(HealthDay News) – Patients with Lynch syndrome, an inherited disorder of cancer susceptibility caused by mutations in a mismatch repair (MMR) gene, face significantly increased risks of a variety of cancers, including breast and pancreatic cancer, according to a study published online Feb. 13 in the Journal of Clinical Oncology.
Aung Ko Win, MBBS, MPH, from the University of Melbourne in Australia, and colleagues prospectively followed a cohort of 446 unaffected carriers of an MMR gene mutation (161 with MLH1; 222 with MSH2; 47 with MSH6; and 16 with PMS2) and 1,029 of their unaffected relatives who did not carry a mutation, with follow-up occurring every five years. Country-, age-, and sex-specific standardized incidence ratios (SIRs) of cancer for carriers and noncarriers were compared with the cancer risk of the general population.
The researchers found that, over a median of five years of follow-up, mutation carriers had a significantly increased risk of endometrial cancer (SIR, 30.62), colorectal cancer (SIR, 20.48), ovarian cancer (SIR, 18.81), renal cancer (SIR, 11.22), pancreatic cancer (SIR, 10.68), gastric cancer (SIR, 9.78), urinary bladder cancer (SIR, 9.51), and female breast cancer (SIR, 3.95). There was no evidence that noncarrier relatives had an elevated risk of any cancer.

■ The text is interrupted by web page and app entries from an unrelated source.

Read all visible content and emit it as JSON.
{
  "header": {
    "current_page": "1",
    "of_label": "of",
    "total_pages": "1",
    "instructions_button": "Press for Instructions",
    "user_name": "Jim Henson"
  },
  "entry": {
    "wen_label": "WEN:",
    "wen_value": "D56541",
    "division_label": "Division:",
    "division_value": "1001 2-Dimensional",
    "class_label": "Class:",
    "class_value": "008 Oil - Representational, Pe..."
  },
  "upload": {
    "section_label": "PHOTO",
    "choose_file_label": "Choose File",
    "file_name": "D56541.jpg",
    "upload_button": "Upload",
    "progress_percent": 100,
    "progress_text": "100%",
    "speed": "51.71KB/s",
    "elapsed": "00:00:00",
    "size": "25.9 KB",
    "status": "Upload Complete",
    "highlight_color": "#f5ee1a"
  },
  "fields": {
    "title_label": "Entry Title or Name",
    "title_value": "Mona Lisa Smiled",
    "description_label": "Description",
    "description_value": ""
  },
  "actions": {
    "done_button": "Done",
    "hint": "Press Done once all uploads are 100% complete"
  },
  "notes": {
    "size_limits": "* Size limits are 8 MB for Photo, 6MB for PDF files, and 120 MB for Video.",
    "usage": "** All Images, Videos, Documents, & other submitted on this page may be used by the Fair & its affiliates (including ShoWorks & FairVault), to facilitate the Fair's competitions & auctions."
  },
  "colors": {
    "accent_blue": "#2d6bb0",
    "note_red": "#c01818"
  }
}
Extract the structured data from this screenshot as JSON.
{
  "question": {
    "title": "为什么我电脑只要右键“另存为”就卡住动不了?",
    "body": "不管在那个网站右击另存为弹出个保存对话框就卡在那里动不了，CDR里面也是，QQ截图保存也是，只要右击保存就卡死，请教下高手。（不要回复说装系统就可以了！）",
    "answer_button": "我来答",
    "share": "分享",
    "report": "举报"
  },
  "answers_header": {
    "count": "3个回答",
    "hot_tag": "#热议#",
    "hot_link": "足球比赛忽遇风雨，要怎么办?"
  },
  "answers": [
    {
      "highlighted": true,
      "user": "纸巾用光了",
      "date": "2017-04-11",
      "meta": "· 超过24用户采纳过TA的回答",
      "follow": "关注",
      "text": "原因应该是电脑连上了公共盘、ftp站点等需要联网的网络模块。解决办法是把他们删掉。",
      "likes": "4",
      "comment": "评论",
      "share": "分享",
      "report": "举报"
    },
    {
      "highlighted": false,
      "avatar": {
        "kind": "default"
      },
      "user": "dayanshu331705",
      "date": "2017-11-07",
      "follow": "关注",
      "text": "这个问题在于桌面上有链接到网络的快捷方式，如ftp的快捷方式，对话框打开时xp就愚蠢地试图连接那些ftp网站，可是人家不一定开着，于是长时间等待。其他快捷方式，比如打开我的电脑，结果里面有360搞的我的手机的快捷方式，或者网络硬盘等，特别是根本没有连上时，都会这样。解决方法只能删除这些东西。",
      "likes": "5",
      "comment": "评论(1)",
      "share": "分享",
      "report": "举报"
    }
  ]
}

“Our prospective analysis provides unbiased estimates of cancer risks for MMR gene mutation carriers, including significantly increased risks of recognized Lynch syndrome-associated cancers (colorectal, endometrial, ovarian, renal, gastric, and urinary bladder) and of breast cancer and pancreatic cancer,” the authors write.